- **Exercise aim**
Your answer should repeat every line of the records below in which the word "insert" appears.

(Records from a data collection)
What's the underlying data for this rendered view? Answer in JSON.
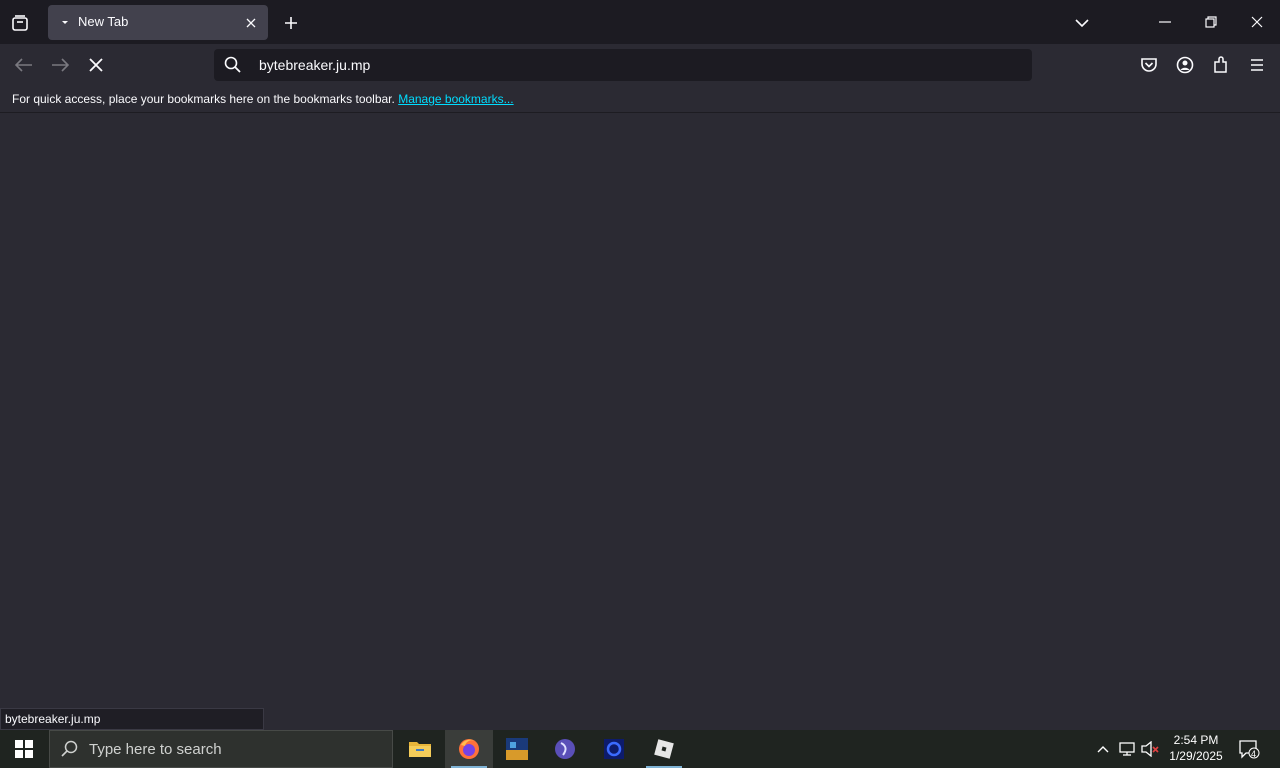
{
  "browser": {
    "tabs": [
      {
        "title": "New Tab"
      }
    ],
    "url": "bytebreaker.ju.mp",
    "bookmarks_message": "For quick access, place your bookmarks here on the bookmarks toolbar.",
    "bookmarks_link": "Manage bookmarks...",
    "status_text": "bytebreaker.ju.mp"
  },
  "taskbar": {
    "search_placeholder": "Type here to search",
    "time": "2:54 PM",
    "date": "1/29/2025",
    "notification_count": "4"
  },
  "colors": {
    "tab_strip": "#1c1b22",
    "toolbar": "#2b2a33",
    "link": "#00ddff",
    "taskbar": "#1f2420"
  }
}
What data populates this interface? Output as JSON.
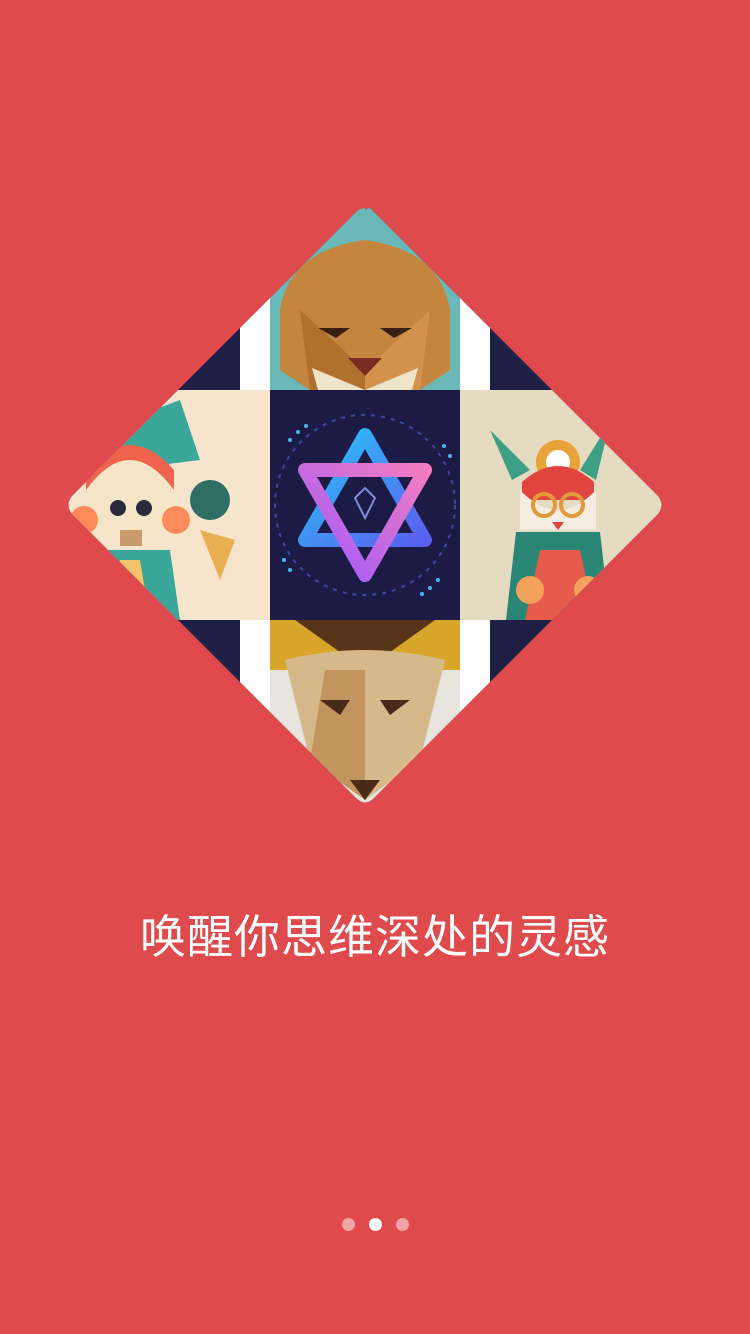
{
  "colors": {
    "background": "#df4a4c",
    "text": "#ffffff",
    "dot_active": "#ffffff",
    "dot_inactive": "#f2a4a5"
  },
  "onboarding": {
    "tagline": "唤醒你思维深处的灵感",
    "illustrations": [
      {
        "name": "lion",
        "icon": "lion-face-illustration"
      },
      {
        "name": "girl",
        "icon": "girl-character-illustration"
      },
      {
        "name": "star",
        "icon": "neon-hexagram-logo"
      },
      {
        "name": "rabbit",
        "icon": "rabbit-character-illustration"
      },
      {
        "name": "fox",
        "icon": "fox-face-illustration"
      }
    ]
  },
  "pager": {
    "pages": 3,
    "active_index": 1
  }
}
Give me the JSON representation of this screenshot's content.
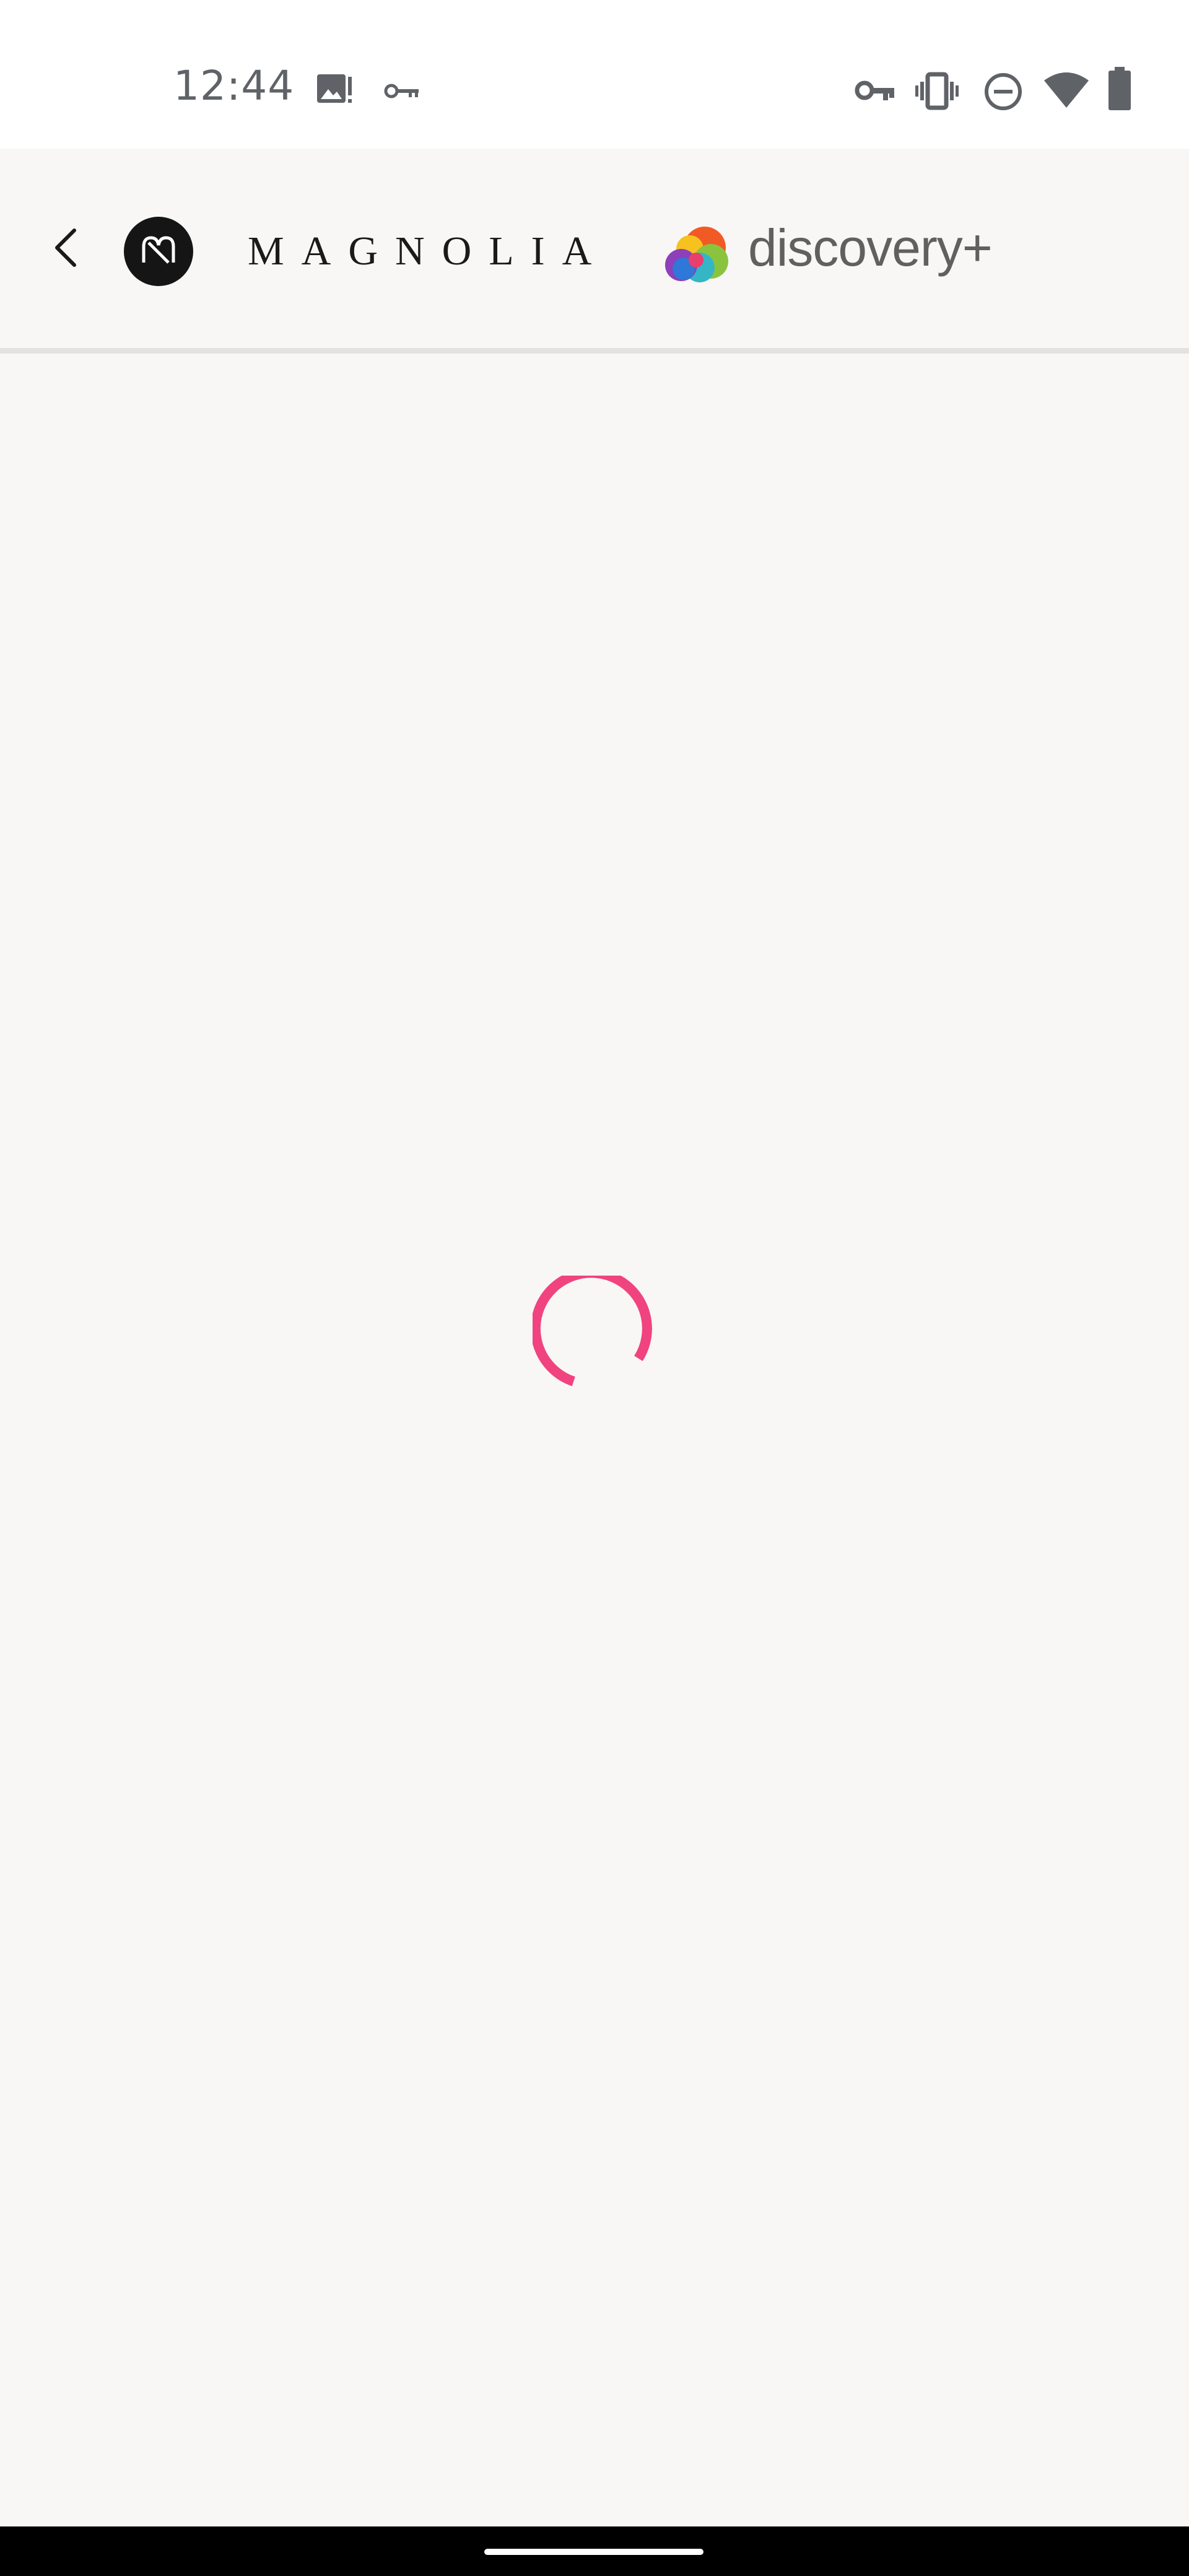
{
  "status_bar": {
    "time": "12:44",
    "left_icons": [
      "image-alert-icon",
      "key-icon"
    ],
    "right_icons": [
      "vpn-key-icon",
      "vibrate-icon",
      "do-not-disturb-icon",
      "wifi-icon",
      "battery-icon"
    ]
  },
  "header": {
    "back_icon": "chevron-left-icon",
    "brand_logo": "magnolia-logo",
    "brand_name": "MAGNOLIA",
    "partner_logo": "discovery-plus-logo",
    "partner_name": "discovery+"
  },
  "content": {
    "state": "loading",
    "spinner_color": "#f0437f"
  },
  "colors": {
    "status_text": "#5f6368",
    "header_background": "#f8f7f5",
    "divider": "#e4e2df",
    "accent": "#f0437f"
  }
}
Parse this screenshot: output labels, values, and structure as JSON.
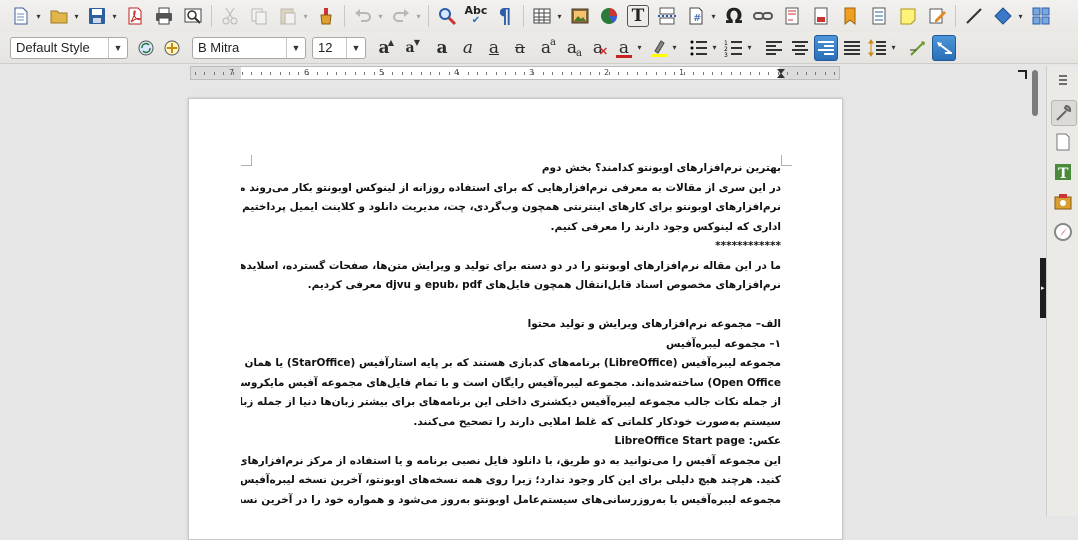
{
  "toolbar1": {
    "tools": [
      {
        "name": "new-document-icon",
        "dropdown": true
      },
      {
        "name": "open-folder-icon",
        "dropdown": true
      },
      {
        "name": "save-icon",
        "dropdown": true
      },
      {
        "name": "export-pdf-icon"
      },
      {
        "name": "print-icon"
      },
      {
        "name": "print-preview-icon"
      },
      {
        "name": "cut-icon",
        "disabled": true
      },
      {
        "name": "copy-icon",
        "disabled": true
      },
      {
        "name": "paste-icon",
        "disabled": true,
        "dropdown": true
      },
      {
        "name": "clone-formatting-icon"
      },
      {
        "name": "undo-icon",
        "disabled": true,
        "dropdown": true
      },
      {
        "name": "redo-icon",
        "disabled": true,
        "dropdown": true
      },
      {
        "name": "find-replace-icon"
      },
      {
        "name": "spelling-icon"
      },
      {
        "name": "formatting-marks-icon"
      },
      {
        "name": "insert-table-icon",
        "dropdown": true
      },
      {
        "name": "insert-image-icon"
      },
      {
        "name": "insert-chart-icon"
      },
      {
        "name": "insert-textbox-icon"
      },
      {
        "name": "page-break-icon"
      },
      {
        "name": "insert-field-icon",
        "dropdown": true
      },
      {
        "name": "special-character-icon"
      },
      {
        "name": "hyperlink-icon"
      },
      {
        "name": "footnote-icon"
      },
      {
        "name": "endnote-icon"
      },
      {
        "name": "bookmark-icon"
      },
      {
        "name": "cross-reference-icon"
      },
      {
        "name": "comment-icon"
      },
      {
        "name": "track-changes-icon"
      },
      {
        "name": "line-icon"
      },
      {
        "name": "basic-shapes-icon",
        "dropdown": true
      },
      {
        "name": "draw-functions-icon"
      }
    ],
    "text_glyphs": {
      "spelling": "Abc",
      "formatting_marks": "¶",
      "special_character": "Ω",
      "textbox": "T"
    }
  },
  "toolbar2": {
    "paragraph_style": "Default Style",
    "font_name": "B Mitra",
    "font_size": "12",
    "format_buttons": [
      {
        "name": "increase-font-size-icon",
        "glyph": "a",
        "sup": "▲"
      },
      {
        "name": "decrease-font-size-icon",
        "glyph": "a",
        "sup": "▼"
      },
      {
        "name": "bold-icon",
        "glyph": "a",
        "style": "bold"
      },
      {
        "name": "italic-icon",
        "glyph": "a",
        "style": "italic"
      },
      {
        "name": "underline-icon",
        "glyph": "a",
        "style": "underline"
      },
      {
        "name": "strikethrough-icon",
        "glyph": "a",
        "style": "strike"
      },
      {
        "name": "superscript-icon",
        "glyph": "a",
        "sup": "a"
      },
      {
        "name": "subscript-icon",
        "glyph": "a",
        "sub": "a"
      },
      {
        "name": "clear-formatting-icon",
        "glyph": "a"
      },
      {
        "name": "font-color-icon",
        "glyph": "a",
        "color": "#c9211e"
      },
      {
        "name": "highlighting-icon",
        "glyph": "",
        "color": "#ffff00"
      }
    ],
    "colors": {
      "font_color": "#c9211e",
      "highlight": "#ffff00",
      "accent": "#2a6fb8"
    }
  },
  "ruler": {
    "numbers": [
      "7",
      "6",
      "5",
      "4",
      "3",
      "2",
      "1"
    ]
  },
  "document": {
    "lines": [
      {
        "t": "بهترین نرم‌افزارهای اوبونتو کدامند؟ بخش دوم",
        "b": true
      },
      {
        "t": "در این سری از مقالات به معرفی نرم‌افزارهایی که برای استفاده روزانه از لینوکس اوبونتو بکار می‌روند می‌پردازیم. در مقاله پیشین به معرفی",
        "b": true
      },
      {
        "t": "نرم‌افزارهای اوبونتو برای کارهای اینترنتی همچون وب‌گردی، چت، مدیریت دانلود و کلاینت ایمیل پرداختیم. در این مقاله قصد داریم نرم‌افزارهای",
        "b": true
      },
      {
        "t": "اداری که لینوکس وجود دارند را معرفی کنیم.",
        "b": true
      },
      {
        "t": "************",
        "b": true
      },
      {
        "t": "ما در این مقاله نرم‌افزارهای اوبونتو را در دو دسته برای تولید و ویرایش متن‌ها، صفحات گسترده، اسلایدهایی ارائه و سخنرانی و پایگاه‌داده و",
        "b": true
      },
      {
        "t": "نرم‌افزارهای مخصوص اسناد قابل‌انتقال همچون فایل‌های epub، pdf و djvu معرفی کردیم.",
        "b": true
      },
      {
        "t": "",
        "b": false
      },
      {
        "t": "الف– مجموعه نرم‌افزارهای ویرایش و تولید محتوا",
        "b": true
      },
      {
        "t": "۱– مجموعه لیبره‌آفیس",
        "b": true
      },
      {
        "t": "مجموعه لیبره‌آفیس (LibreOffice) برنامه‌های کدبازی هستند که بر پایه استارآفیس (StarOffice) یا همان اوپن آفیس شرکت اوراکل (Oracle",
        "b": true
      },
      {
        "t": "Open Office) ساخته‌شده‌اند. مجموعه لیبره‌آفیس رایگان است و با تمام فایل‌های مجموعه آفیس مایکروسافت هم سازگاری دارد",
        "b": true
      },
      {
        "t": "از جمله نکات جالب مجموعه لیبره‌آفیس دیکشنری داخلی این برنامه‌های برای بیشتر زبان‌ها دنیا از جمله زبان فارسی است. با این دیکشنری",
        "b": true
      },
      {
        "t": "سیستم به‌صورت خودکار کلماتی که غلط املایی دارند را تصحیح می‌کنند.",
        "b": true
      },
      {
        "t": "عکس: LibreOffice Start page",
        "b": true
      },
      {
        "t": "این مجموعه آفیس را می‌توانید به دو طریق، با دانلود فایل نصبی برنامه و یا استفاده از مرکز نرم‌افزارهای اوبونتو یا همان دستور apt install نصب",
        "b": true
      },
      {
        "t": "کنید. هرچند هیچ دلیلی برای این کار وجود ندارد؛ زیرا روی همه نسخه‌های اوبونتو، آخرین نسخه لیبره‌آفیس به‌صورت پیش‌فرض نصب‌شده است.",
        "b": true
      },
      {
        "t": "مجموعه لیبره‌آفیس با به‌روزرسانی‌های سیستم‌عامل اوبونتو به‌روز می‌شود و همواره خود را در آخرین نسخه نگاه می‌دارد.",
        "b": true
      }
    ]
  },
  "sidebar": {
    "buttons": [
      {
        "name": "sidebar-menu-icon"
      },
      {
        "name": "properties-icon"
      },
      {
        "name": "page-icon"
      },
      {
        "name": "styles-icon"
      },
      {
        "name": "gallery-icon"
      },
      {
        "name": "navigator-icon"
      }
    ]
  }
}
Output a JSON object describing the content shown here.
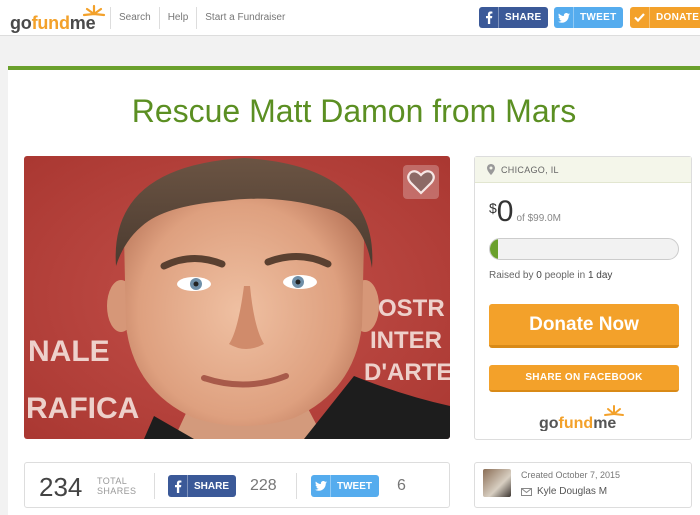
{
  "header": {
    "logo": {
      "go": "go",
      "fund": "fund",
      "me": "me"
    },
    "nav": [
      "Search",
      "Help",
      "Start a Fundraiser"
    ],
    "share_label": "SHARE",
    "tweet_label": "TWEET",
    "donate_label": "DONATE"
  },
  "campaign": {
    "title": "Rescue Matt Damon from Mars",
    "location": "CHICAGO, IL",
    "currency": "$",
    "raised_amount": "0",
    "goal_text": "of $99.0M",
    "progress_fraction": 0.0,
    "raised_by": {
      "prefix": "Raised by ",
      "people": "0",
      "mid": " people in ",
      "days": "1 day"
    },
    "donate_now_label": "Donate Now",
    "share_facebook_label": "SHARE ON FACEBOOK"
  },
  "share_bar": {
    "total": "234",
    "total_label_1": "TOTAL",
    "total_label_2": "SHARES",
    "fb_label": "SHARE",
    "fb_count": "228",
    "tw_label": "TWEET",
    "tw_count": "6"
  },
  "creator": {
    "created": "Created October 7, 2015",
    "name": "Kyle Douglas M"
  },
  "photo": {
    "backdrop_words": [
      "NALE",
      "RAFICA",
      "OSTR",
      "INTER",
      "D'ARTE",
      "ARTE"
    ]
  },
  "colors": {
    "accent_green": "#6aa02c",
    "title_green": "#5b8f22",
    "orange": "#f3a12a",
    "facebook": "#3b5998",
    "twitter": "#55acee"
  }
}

- **Exercise answer**
        "name": "insert-table-icon",
        "name": "insert-image-icon"
        "name": "insert-chart-icon"
        "name": "insert-textbox-icon"
        "name": "insert-field-icon",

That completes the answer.